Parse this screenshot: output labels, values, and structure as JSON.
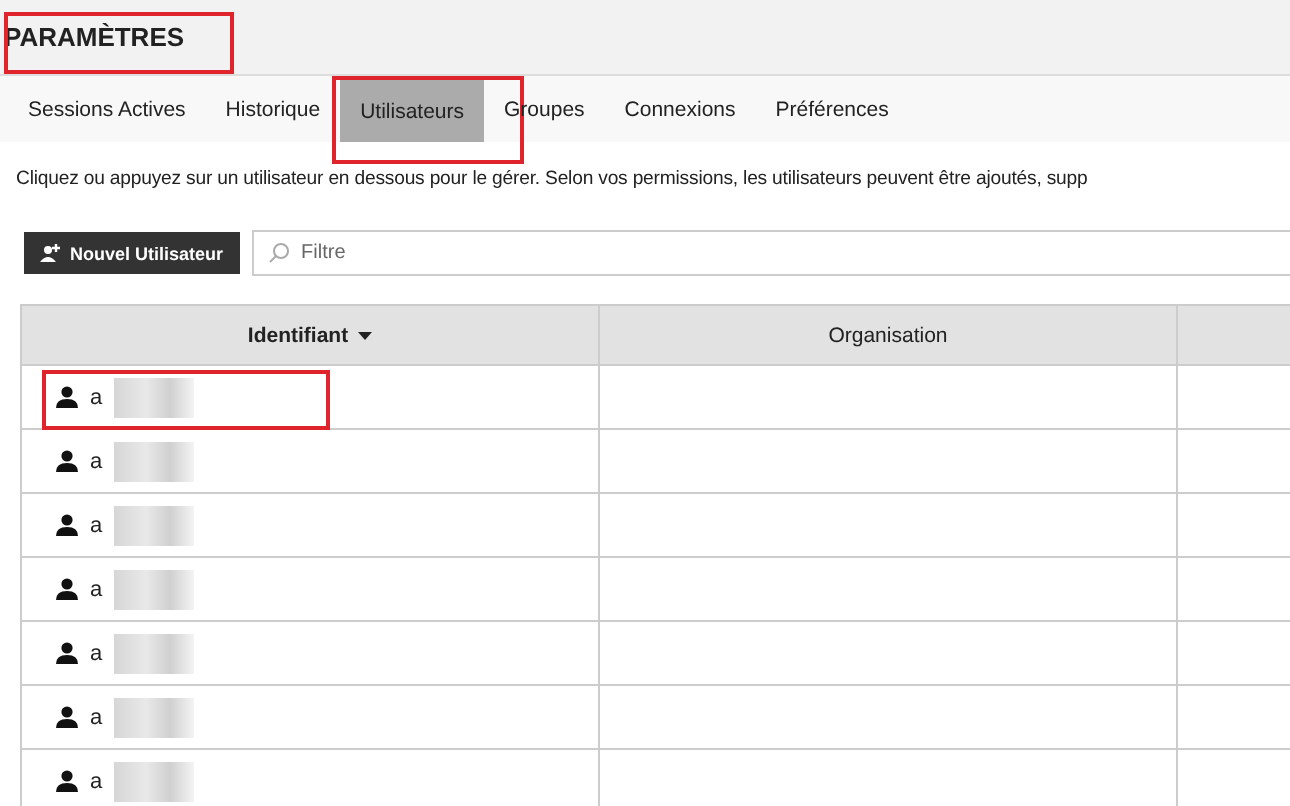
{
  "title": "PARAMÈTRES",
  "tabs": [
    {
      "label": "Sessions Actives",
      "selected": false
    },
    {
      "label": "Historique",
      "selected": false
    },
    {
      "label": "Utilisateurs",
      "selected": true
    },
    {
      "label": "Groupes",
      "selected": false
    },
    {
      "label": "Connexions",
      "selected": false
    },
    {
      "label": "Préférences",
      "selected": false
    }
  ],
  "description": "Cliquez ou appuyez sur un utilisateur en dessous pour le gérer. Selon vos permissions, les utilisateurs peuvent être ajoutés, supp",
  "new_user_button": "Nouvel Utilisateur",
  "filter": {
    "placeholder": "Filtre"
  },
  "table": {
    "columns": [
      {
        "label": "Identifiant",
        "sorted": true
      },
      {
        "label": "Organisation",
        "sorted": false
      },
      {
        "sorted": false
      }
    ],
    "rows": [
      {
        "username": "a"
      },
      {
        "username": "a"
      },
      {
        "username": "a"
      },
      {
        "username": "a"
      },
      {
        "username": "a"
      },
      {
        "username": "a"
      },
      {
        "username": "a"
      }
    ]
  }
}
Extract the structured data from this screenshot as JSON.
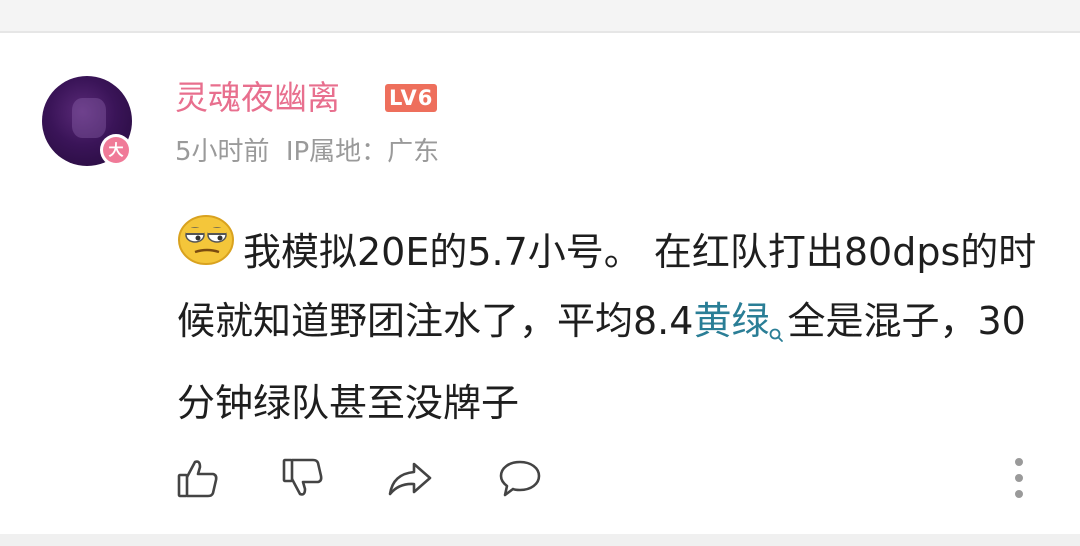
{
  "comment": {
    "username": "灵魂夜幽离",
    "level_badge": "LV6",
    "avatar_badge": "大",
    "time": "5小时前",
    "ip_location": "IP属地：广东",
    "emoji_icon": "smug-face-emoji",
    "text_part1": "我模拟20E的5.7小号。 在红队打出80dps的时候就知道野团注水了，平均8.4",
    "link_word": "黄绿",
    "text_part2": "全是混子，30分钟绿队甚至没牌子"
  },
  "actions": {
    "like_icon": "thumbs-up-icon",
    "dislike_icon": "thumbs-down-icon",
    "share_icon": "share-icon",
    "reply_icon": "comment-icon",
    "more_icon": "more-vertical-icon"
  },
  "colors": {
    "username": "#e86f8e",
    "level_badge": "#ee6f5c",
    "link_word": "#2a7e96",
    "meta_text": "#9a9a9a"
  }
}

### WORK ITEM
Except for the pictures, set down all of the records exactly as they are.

### ANSWER TO THIS EXERCISE
Parse this screenshot: output labels, values, and structure as JSON.
{
  "title": "PARAMÈTRES",
  "tabs": [
    {
      "label": "Sessions Actives",
      "selected": false
    },
    {
      "label": "Historique",
      "selected": false
    },
    {
      "label": "Utilisateurs",
      "selected": true
    },
    {
      "label": "Groupes",
      "selected": false
    },
    {
      "label": "Connexions",
      "selected": false
    },
    {
      "label": "Préférences",
      "selected": false
    }
  ],
  "description": "Cliquez ou appuyez sur un utilisateur en dessous pour le gérer. Selon vos permissions, les utilisateurs peuvent être ajoutés, supp",
  "new_user_button": "Nouvel Utilisateur",
  "filter": {
    "placeholder": "Filtre"
  },
  "table": {
    "columns": [
      {
        "label": "Identifiant",
        "sorted": true
      },
      {
        "label": "Organisation",
        "sorted": false
      },
      {
        "sorted": false
      }
    ],
    "rows": [
      {
        "username": "a"
      },
      {
        "username": "a"
      },
      {
        "username": "a"
      },
      {
        "username": "a"
      },
      {
        "username": "a"
      },
      {
        "username": "a"
      },
      {
        "username": "a"
      }
    ]
  }
}
Extract the structured data from this screenshot as JSON.
{
  "comment": {
    "username": "灵魂夜幽离",
    "level_badge": "LV6",
    "avatar_badge": "大",
    "time": "5小时前",
    "ip_location": "IP属地：广东",
    "emoji_icon": "smug-face-emoji",
    "text_part1": "我模拟20E的5.7小号。 在红队打出80dps的时候就知道野团注水了，平均8.4",
    "link_word": "黄绿",
    "text_part2": "全是混子，30分钟绿队甚至没牌子"
  },
  "actions": {
    "like_icon": "thumbs-up-icon",
    "dislike_icon": "thumbs-down-icon",
    "share_icon": "share-icon",
    "reply_icon": "comment-icon",
    "more_icon": "more-vertical-icon"
  },
  "colors": {
    "username": "#e86f8e",
    "level_badge": "#ee6f5c",
    "link_word": "#2a7e96",
    "meta_text": "#9a9a9a"
  }
}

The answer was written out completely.